Definite information that Harvard Klansmen have been connected during the past year with both the Cambridge and the Brookline chapters and that plans have been under way for a distinct Harvard organization, is of importance only in determining the exact relation between the Klan and the Harvard Klansmen. What these relations have been in the past is now clear; what they will be in the future will, apparently, depend largely on whether those Harvard Klansmen who are anxious to form a separate unit can succeed without violating the University regulations.
Meanwhile the CRIMSON is inclined to join in the amusement with which Mr. Duck and Mr. Leonard view the activities and purpose of the Klan. As was predicted Harvard has laughed at its Klan. But at the same time it is hard to disagree with the conclusion of the New York Times that it is cause for serious reflection "that even one of the young men. . . should have been led astray by such vicious, and absurd arguments as the Ku Klux Klan has been presenting to them."

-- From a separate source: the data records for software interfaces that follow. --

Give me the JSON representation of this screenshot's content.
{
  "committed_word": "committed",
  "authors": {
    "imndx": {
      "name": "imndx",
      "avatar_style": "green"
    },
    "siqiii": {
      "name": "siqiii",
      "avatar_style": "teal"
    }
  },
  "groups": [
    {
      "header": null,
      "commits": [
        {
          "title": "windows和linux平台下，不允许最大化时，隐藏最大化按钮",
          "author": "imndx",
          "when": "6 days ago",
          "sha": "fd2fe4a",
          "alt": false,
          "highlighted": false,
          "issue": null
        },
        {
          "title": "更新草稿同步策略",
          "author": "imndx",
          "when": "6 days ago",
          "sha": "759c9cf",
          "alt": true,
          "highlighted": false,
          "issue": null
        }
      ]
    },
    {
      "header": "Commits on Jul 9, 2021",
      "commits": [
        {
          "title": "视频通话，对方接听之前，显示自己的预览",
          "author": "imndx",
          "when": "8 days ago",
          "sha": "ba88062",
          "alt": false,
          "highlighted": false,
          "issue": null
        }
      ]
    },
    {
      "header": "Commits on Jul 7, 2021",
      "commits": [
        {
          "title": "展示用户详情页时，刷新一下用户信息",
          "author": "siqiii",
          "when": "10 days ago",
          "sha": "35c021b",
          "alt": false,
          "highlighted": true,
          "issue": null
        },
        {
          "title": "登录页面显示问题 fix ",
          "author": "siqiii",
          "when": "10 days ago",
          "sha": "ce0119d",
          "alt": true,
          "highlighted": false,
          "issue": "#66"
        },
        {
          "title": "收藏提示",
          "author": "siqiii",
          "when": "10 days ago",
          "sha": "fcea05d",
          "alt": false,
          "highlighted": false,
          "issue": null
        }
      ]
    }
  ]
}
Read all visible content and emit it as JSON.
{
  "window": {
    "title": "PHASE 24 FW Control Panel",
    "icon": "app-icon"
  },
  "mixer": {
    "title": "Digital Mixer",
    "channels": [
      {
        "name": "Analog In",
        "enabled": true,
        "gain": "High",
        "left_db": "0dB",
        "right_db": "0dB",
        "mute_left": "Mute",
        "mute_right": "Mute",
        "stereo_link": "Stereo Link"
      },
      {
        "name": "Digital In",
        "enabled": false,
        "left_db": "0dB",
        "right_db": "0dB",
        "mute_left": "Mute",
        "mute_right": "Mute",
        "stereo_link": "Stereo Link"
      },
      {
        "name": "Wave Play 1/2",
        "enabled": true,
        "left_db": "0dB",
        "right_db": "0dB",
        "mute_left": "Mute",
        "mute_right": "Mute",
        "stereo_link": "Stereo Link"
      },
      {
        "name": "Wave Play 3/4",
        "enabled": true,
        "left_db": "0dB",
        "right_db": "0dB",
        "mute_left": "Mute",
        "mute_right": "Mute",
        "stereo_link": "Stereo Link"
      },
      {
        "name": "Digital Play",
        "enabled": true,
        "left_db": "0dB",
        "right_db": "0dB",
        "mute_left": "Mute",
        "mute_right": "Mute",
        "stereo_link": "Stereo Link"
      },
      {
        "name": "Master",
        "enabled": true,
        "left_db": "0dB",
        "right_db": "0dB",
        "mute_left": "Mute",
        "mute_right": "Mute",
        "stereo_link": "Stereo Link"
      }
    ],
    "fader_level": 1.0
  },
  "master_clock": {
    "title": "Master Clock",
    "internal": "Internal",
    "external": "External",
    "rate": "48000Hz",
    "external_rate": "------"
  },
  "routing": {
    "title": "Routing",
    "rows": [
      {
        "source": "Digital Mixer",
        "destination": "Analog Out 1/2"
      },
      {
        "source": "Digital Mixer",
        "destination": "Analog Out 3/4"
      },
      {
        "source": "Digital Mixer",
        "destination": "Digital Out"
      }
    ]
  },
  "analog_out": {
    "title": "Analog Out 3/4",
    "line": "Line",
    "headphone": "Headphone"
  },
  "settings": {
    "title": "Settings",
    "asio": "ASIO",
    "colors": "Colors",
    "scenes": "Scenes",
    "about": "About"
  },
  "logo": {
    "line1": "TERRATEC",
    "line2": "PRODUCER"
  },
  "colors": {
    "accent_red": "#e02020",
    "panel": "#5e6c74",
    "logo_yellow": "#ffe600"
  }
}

As the CRIMSON has pointed out before it is apparently only a small group of "unbalanced impressionists", perhaps a minority of the Harvard Klansmen, who have maintained real zeal for the organization. And it is they who are still willing to go to some lengths in order to form a distinctly "collegiate" chapter.